For folks who rely heavily on social security to pay the rent and buy the groceries, choices are often limited. But if you're fortunate enough to enjoy greater financial flexibility, you'll want to consider the following questions:
- How's your health? If you don't expect to live into your seventies or eighties, taking social security benefits early probably makes sense. On the other hand, if you expect to live a long life and don't want to run out of money, waiting to apply for benefits may be prudent. That's because social security benefits are substantially reduced for every year you're under "full retirement age." People born between 1943 and 1960 can start collecting full benefits between ages 66 and 67. Folks born after 1960 can collect full benefits at age 67. If you begin receiving social security payments at age 62, your monthly check will be reduced by as much as 30%, depending on your age. Since you'll be collecting benefits for the rest of your life, the long-term difference in payouts may be significant.
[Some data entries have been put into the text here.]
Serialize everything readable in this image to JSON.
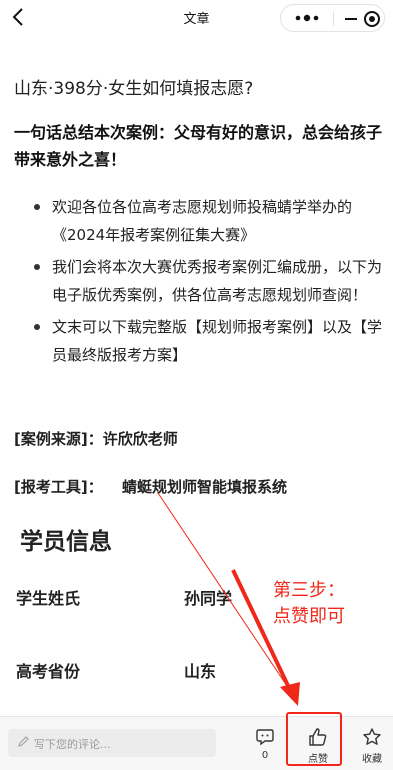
{
  "nav": {
    "title": "文章"
  },
  "article": {
    "question": "山东·398分·女生如何填报志愿?",
    "summary": "一句话总结本次案例：父母有好的意识，总会给孩子带来意外之喜！",
    "bullets": [
      "欢迎各位各位高考志愿规划师投稿蜻学举办的《2024年报考案例征集大赛》",
      "我们会将本次大赛优秀报考案例汇编成册，以下为电子版优秀案例，供各位高考志愿规划师查阅！",
      "文末可以下载完整版【规划师报考案例】以及【学员最终版报考方案】"
    ],
    "source": "[案例来源]：许欣欣老师",
    "tool_label": "[报考工具]：",
    "tool_value": "蜻蜓规划师智能填报系统",
    "section_title": "学员信息",
    "fields": [
      {
        "label": "学生姓氏",
        "value": "孙同学"
      },
      {
        "label": "高考省份",
        "value": "山东"
      }
    ]
  },
  "annotation": {
    "line1": "第三步：",
    "line2": "点赞即可",
    "color": "#f0281a"
  },
  "bottom_bar": {
    "comment_placeholder": "写下您的评论...",
    "comment_count": "0",
    "like_label": "点赞",
    "collect_label": "收藏"
  },
  "icons": [
    "back-arrow-icon",
    "more-dots-icon",
    "minimize-icon",
    "close-target-icon",
    "pencil-icon",
    "comment-icon",
    "thumbs-up-icon",
    "star-icon"
  ]
}
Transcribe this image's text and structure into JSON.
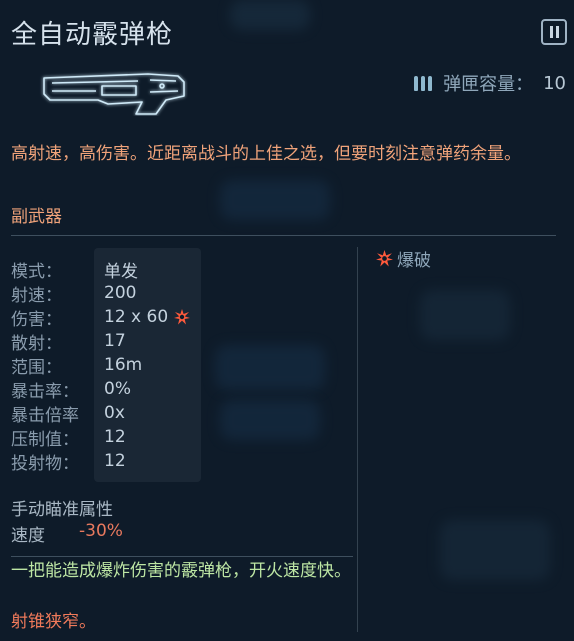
{
  "weapon": {
    "name": "全自动霰弹枪",
    "magazine_label": "弹匣容量：",
    "magazine_value": "10",
    "description": "高射速，高伤害。近距离战斗的上佳之选，但要时刻注意弹药余量。",
    "category": "副武器",
    "icon": "shotgun-icon"
  },
  "controls": {
    "pause_icon": "pause-icon"
  },
  "stats": [
    {
      "label": "模式：",
      "value": "单发"
    },
    {
      "label": "射速：",
      "value": "200"
    },
    {
      "label": "伤害：",
      "value": "12 x 60",
      "icon": "explosive-damage-icon"
    },
    {
      "label": "散射：",
      "value": "17"
    },
    {
      "label": "范围：",
      "value": "16m"
    },
    {
      "label": "暴击率：",
      "value": "0%"
    },
    {
      "label": "暴击倍率",
      "value": "0x"
    },
    {
      "label": "压制值：",
      "value": "12"
    },
    {
      "label": "投射物：",
      "value": "12"
    }
  ],
  "traits": [
    {
      "label": "爆破",
      "icon": "explosive-icon"
    }
  ],
  "manual_aim": {
    "title": "手动瞄准属性",
    "speed_label": "速度",
    "speed_value": "-30%"
  },
  "perks": {
    "positive": "一把能造成爆炸伤害的霰弹枪，开火速度快。",
    "negative": "射锥狭窄。"
  },
  "colors": {
    "background": "#0e1b29",
    "highlight_orange": "#f0a37a",
    "positive_green": "#bde6a4",
    "negative_red": "#f07a5a",
    "explosive_icon": "#ff5a3c"
  }
}
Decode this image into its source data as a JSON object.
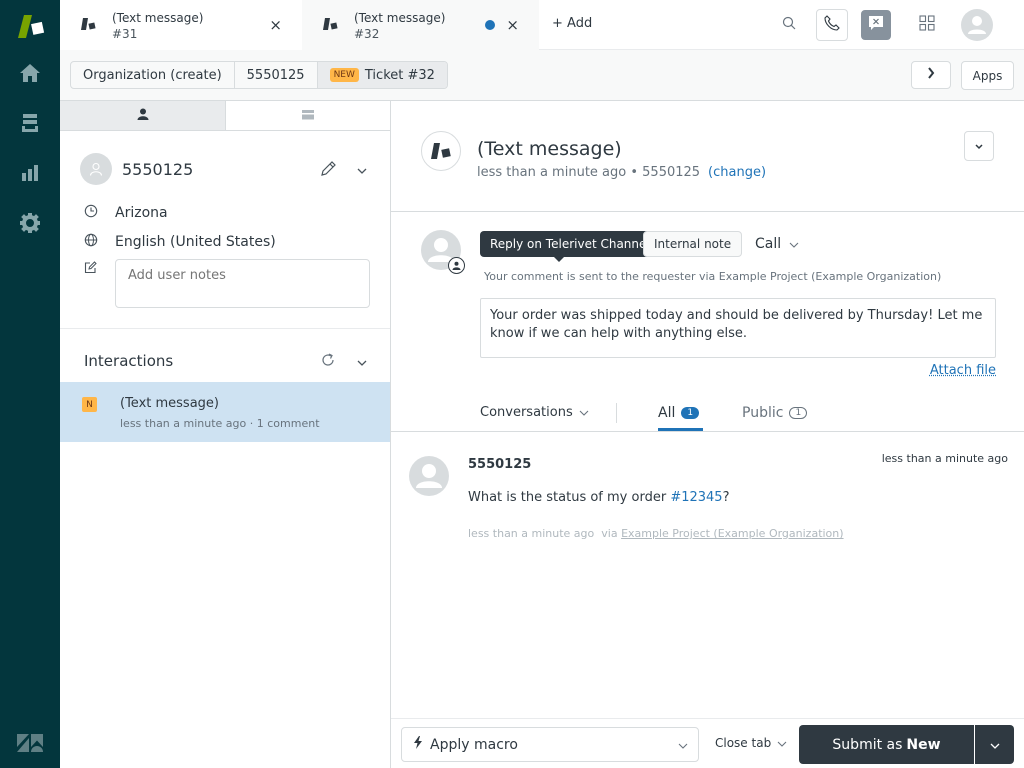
{
  "nav": {
    "items": [
      {
        "id": "home",
        "icon": "home-icon"
      },
      {
        "id": "views",
        "icon": "views-icon"
      },
      {
        "id": "reporting",
        "icon": "reporting-icon"
      },
      {
        "id": "admin",
        "icon": "gear-icon"
      }
    ]
  },
  "tabs": [
    {
      "title": "(Text message)",
      "sub": "#31",
      "close": "×"
    },
    {
      "title": "(Text message)",
      "sub": "#32",
      "close": "×",
      "unsaved": true
    }
  ],
  "toolbar": {
    "add_label": "+ Add",
    "apps_label": "Apps"
  },
  "breadcrumbs": [
    {
      "label": "Organization (create)"
    },
    {
      "label": "5550125"
    },
    {
      "badge": "NEW",
      "label": "Ticket #32"
    }
  ],
  "user": {
    "name": "5550125",
    "timezone": "Arizona",
    "language": "English (United States)",
    "notes_placeholder": "Add user notes"
  },
  "interactions": {
    "title": "Interactions",
    "items": [
      {
        "badge": "N",
        "title": "(Text message)",
        "sub": "less than a minute ago · 1 comment"
      }
    ]
  },
  "ticket": {
    "title": "(Text message)",
    "meta": "less than a minute ago • 5550125",
    "change_label": "(change)"
  },
  "composer": {
    "reply_label": "Reply on Telerivet Channel",
    "note_label": "Internal note",
    "call_label": "Call",
    "hint": "Your comment is sent to the requester via Example Project (Example Organization)",
    "body": "Your order was shipped today and should be delivered by Thursday! Let me know if we can help with anything else.",
    "attach_label": "Attach file"
  },
  "filters": {
    "conversations_label": "Conversations",
    "all_label": "All",
    "all_count": "1",
    "public_label": "Public",
    "public_count": "1"
  },
  "messages": [
    {
      "author": "5550125",
      "time": "less than a minute ago",
      "body_prefix": "What is the status of my order ",
      "order_link": "#12345",
      "body_suffix": "?",
      "meta_time": "less than a minute ago",
      "meta_via": "via",
      "meta_channel": "Example Project (Example Organization)"
    }
  ],
  "footer": {
    "macro_label": "Apply macro",
    "close_tab_label": "Close tab",
    "submit_prefix": "Submit as",
    "submit_status": "New"
  },
  "colors": {
    "nav_bg": "#03363d",
    "accent": "#1f73b7",
    "dark_button": "#2f3941",
    "new_badge": "#ffb648",
    "selected_row": "#cee2f2"
  }
}
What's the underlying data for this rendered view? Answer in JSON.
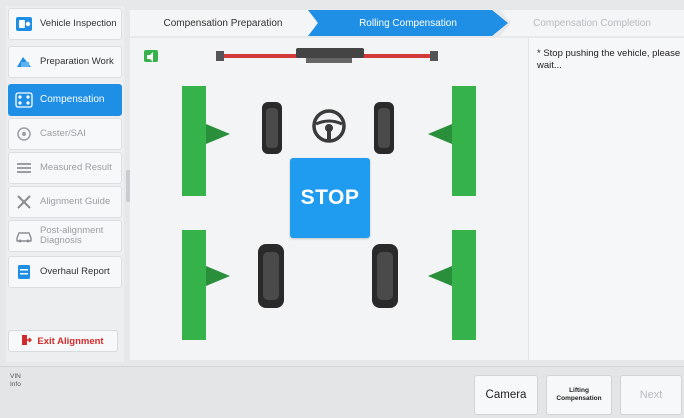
{
  "sidebar": {
    "items": [
      {
        "label": "Vehicle Inspection",
        "icon": "vehicle-inspection-icon"
      },
      {
        "label": "Preparation Work",
        "icon": "preparation-icon"
      },
      {
        "label": "Compensation",
        "icon": "compensation-icon",
        "active": true
      },
      {
        "label": "Caster/SAI",
        "icon": "caster-icon"
      },
      {
        "label": "Measured Result",
        "icon": "measured-result-icon"
      },
      {
        "label": "Alignment Guide",
        "icon": "alignment-guide-icon"
      },
      {
        "label": "Post-alignment Diagnosis",
        "icon": "diagnosis-icon"
      },
      {
        "label": "Overhaul Report",
        "icon": "report-icon"
      }
    ],
    "exit_label": "Exit Alignment"
  },
  "steps": [
    {
      "label": "Compensation Preparation",
      "state": "done"
    },
    {
      "label": "Rolling Compensation",
      "state": "active"
    },
    {
      "label": "Compensation Completion",
      "state": "pending"
    }
  ],
  "main": {
    "stop_label": "STOP",
    "message": "* Stop pushing the vehicle, please wait..."
  },
  "bottom": {
    "vin_label": "VIN",
    "info_label": "Info",
    "camera_label": "Camera",
    "lifting_label_line1": "Lifting",
    "lifting_label_line2": "Compensation",
    "next_label": "Next"
  },
  "colors": {
    "accent": "#1f8fe6",
    "stop_blue": "#1f9bf0",
    "sensor_green": "#35b34a",
    "exit_red": "#d22b2b",
    "beam_red": "#d23a3a"
  }
}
- How's your retirement plan doing? If, while waiting to reach full retirement age, you're drawing down retirement savings to cover expenses, you may want to reassess your options. Say you're earning a 5%-8% return on your 401(k) account or IRA. It might make more sense to take social security benefits at age 62, leave your retirement accounts alone, and let compound interest work its magic. The higher the return on your retirement accounts, the more important to let that money grow, even if it means foregoing a higher social security benefit. On the other hand, if your investment portfolio is just keeping pace with inflation and you expect to live until age 95, postponing social security benefits until full retirement age may be the better choice.